• **PROMPT**: Below is a block of records; return all of them exactly, but without the images.

• **GIVEN RECORDS**:
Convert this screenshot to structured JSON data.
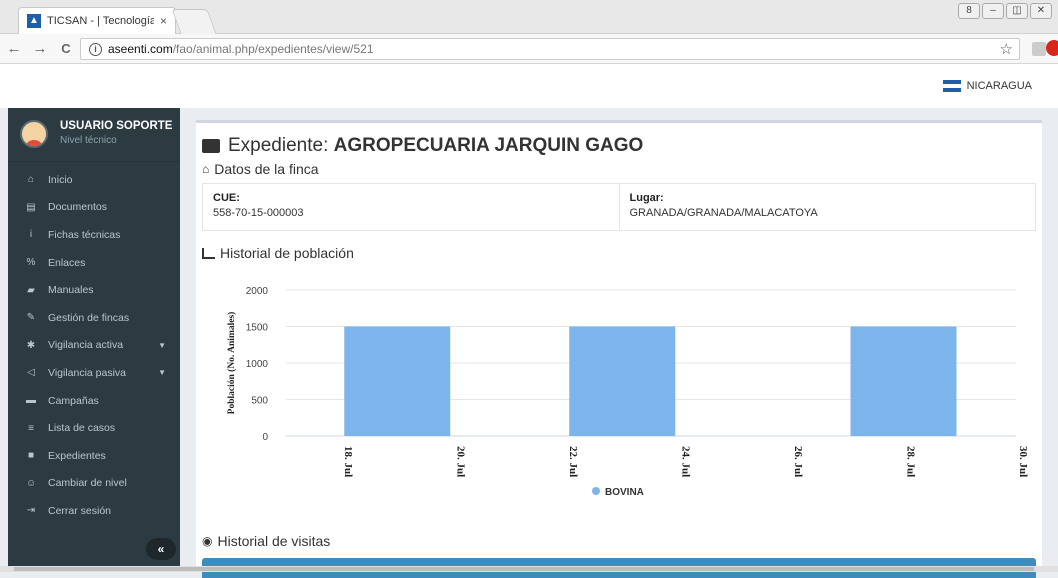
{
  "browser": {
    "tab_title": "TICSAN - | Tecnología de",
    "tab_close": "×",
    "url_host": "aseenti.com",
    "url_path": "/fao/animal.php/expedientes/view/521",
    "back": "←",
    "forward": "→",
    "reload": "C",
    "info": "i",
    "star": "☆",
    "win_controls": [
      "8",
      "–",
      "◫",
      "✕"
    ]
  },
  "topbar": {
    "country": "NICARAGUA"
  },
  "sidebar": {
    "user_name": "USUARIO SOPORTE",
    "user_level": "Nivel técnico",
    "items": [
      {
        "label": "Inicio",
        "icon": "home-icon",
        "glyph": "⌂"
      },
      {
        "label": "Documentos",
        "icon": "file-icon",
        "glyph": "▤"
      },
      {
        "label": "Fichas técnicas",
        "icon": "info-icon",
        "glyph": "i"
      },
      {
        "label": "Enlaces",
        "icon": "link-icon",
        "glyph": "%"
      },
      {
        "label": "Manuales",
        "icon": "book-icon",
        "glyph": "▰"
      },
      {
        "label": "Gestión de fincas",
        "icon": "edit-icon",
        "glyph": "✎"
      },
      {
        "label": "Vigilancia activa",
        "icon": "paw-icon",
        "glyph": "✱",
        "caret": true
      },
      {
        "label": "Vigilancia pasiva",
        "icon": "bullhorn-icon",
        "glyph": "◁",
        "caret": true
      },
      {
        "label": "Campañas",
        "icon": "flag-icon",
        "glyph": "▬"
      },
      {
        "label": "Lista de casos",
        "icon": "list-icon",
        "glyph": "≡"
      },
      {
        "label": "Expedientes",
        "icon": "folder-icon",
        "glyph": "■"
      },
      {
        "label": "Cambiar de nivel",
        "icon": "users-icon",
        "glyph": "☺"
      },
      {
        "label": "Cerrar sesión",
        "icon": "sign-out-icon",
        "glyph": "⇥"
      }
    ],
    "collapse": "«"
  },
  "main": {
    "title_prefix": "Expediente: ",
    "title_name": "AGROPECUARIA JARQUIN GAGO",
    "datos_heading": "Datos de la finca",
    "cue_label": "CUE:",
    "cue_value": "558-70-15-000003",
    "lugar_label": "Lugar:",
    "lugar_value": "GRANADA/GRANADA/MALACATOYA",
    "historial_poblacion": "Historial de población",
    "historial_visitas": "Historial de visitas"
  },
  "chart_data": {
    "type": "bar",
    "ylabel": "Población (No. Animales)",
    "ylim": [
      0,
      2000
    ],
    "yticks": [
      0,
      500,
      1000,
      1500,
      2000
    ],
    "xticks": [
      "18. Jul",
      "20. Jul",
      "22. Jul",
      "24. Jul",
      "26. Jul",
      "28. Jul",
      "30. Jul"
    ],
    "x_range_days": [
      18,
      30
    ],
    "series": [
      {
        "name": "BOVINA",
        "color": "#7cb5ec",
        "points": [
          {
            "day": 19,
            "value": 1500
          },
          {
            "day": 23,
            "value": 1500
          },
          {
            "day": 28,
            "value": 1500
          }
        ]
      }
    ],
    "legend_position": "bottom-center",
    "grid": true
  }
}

• **TASK OUTPUT**:
Convert this screenshot to structured JSON data.
{
  "browser": {
    "tab_title": "TICSAN - | Tecnología de",
    "tab_close": "×",
    "url_host": "aseenti.com",
    "url_path": "/fao/animal.php/expedientes/view/521",
    "back": "←",
    "forward": "→",
    "reload": "C",
    "info": "i",
    "star": "☆",
    "win_controls": [
      "8",
      "–",
      "◫",
      "✕"
    ]
  },
  "topbar": {
    "country": "NICARAGUA"
  },
  "sidebar": {
    "user_name": "USUARIO SOPORTE",
    "user_level": "Nivel técnico",
    "items": [
      {
        "label": "Inicio",
        "icon": "home-icon",
        "glyph": "⌂"
      },
      {
        "label": "Documentos",
        "icon": "file-icon",
        "glyph": "▤"
      },
      {
        "label": "Fichas técnicas",
        "icon": "info-icon",
        "glyph": "i"
      },
      {
        "label": "Enlaces",
        "icon": "link-icon",
        "glyph": "%"
      },
      {
        "label": "Manuales",
        "icon": "book-icon",
        "glyph": "▰"
      },
      {
        "label": "Gestión de fincas",
        "icon": "edit-icon",
        "glyph": "✎"
      },
      {
        "label": "Vigilancia activa",
        "icon": "paw-icon",
        "glyph": "✱",
        "caret": true
      },
      {
        "label": "Vigilancia pasiva",
        "icon": "bullhorn-icon",
        "glyph": "◁",
        "caret": true
      },
      {
        "label": "Campañas",
        "icon": "flag-icon",
        "glyph": "▬"
      },
      {
        "label": "Lista de casos",
        "icon": "list-icon",
        "glyph": "≡"
      },
      {
        "label": "Expedientes",
        "icon": "folder-icon",
        "glyph": "■"
      },
      {
        "label": "Cambiar de nivel",
        "icon": "users-icon",
        "glyph": "☺"
      },
      {
        "label": "Cerrar sesión",
        "icon": "sign-out-icon",
        "glyph": "⇥"
      }
    ],
    "collapse": "«"
  },
  "main": {
    "title_prefix": "Expediente: ",
    "title_name": "AGROPECUARIA JARQUIN GAGO",
    "datos_heading": "Datos de la finca",
    "cue_label": "CUE:",
    "cue_value": "558-70-15-000003",
    "lugar_label": "Lugar:",
    "lugar_value": "GRANADA/GRANADA/MALACATOYA",
    "historial_poblacion": "Historial de población",
    "historial_visitas": "Historial de visitas"
  },
  "chart_data": {
    "type": "bar",
    "ylabel": "Población (No. Animales)",
    "ylim": [
      0,
      2000
    ],
    "yticks": [
      0,
      500,
      1000,
      1500,
      2000
    ],
    "xticks": [
      "18. Jul",
      "20. Jul",
      "22. Jul",
      "24. Jul",
      "26. Jul",
      "28. Jul",
      "30. Jul"
    ],
    "x_range_days": [
      18,
      30
    ],
    "series": [
      {
        "name": "BOVINA",
        "color": "#7cb5ec",
        "points": [
          {
            "day": 19,
            "value": 1500
          },
          {
            "day": 23,
            "value": 1500
          },
          {
            "day": 28,
            "value": 1500
          }
        ]
      }
    ],
    "legend_position": "bottom-center",
    "grid": true
  }
}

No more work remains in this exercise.